4/ holding upward dog, Vol. II. the notion here is to further supplement primary series with postures/exercises that either balance it out or help open you up. I can think of two: A/ along the lines of holding the upward dog longer / getting more backbending into the primary series, sometimes I like to work ushtrasana into the closing sequence; and B/ along the lines of opening up the hips, sometimes I will throw in a pigeon or one of the other hip openers noted directly above.
5/ bandhas, Vol. II. even an advanced beginner tends to understand (“in theory”) how fundamental/essential the bandhas are to the practice, in the sense that “without them it’s just exercise”. however, I believe it is also true that most people are confused to some degree in their application – and I’m not talking about the fact that it may take years before one can do this on a deep level thru an entire practice. rather, I think there are some points that could use elaborating, as I know it has created some confusion for me (and some others I have spoken to), to wit: A/ the intensity of mula bandha (>> cracking zen walnuts); and in particular, B/ the relationship between mula bandha (MB) and uddiyana bandha (UB). for example, sometimes UB seems to be included within a properly executed MB – do one, get one free type of thing. however, in some positions this does not seem to be the case (like the bends for example, where I find you really have to focus independently on UB for it to kick in). more to the point, sometimes it seems important to separate the two or it will have the effect of constricting the breath / making deep breathing difficult. in particular here, if UB makes the stomach too rigid, this can make a deep inhale difficult, at which point all hell breaks loose and you just have to release everything and start again. so I kind of synthesize this as: the MB is the only real constant; sometimes UB comes along for the ride, and sometimes it goes a la carte; when it goes a la carte, UB has to be modulated on the inhale / exhale to allow full breathing. another way to think of this is the image in swenson’s book (p. 10), of the string attached to the spine two inches below the navel – IE, where UB is not so much a “crack walnuts” bandha, as a limitation on belly-breathing, so there is some flex where needed, but not so much where your belly pops out and you get away from chest breathing. also, when I find I am doing UB “a la carte”, I find it useful to emphasize it at the end of the exhale – to empty the lungs fully – and then relax it a bit on the inhale. or something like that ………

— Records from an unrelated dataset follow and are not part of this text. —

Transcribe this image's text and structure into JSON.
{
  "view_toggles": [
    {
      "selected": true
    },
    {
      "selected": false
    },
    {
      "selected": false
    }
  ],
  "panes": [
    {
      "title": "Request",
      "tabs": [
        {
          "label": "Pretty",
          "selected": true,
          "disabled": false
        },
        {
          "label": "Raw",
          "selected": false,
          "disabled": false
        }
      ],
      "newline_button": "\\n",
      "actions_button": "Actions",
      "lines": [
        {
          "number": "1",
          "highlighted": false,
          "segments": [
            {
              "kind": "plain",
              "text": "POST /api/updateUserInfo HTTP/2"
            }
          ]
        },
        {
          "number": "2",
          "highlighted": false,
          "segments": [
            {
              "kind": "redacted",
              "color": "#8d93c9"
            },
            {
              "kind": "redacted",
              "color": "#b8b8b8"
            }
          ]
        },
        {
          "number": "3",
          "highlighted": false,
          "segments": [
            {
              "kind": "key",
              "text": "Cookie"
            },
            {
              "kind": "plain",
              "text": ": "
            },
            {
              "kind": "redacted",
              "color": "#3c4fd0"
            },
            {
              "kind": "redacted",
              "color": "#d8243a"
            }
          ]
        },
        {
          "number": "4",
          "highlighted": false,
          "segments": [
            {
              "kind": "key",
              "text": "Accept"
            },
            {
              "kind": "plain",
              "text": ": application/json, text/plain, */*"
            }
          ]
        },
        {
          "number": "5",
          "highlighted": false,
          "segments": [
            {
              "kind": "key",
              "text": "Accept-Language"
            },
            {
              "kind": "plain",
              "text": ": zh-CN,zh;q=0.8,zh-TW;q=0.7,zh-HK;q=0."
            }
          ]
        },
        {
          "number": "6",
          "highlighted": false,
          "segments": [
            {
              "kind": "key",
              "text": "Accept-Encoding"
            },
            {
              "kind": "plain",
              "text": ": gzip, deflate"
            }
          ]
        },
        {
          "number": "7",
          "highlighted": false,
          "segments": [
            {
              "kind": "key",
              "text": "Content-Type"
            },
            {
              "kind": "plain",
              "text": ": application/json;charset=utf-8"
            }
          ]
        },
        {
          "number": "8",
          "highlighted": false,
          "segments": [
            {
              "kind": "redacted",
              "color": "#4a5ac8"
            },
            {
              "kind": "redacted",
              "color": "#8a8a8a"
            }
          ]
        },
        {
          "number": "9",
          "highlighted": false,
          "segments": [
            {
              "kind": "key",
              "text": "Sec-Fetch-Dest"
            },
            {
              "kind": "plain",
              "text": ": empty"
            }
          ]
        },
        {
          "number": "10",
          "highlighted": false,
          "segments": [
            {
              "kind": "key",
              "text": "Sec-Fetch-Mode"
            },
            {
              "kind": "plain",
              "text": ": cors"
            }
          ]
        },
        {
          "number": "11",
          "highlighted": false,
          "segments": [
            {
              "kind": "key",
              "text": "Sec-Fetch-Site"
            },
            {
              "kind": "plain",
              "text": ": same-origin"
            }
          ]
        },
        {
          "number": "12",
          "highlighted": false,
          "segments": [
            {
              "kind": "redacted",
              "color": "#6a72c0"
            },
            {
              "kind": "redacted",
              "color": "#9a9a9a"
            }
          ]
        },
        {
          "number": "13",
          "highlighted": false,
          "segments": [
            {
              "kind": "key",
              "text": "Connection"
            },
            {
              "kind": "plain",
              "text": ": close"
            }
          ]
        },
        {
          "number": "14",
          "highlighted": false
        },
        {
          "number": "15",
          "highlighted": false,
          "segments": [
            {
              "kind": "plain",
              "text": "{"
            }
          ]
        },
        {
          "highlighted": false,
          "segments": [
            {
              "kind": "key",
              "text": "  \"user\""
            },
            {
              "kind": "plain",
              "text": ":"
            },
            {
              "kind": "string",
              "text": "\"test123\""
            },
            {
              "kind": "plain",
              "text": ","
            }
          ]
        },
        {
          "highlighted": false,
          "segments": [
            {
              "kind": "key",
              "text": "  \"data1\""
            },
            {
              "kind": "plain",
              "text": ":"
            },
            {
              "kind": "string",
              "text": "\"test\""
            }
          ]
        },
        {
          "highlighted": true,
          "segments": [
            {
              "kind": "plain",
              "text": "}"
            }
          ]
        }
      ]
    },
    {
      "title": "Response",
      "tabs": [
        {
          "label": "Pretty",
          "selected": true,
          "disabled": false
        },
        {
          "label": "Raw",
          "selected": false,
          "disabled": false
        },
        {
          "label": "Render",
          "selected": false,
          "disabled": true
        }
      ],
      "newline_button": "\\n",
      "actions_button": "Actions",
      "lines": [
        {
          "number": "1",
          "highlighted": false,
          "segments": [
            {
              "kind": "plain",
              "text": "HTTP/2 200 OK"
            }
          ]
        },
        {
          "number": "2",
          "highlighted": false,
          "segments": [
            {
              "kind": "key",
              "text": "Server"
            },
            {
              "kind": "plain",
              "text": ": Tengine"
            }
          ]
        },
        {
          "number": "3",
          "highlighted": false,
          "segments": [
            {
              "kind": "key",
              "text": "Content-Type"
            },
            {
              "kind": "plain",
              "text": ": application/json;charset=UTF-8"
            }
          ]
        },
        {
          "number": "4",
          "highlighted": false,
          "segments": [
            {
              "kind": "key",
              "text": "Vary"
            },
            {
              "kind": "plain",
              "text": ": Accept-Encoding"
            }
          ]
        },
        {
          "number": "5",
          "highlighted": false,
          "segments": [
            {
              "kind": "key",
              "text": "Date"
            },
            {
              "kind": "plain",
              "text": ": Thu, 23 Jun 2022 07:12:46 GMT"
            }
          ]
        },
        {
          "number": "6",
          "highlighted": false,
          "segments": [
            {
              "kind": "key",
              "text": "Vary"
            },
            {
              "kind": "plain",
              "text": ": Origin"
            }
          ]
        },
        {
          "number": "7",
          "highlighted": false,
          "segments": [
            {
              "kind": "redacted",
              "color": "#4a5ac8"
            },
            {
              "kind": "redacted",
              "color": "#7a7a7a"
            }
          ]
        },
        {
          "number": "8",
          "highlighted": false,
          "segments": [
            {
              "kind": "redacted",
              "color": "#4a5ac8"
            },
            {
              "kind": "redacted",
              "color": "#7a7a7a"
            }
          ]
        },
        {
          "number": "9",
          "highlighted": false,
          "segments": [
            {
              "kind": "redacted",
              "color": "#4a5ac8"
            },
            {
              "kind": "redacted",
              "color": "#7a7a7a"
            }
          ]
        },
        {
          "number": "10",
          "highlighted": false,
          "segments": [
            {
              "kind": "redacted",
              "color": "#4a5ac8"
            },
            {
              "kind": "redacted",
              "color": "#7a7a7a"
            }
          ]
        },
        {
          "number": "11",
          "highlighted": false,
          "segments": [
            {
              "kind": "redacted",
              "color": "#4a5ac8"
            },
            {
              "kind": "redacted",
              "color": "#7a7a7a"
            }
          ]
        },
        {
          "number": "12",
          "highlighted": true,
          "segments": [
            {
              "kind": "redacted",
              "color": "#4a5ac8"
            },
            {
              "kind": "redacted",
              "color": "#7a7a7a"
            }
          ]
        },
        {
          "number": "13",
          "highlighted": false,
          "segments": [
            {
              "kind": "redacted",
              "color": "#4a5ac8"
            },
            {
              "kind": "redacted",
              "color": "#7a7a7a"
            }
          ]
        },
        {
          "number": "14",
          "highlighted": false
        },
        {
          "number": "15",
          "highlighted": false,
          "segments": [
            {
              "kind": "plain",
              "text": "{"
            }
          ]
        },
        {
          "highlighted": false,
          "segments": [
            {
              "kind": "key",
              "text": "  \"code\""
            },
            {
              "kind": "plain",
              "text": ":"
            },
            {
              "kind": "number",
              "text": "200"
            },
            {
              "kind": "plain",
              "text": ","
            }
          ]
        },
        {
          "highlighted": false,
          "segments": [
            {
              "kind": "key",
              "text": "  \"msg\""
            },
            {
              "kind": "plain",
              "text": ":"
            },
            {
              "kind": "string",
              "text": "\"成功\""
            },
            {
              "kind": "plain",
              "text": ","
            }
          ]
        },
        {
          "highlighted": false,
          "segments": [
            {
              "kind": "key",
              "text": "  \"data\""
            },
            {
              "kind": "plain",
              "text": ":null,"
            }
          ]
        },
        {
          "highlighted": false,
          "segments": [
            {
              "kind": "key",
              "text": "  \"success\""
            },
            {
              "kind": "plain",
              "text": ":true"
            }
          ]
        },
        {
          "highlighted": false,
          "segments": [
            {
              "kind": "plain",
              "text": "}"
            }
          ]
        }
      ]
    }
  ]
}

SO: dassit for my ruminations and some follow-up thoughts. thanks again for the workshop, which was instructive, illuminating, and simply lots of fun. it was both a privilege and a real pisser to practice with you, and it is nice to have your residual vibe in our daily practice space.
namaste bro / cheers jg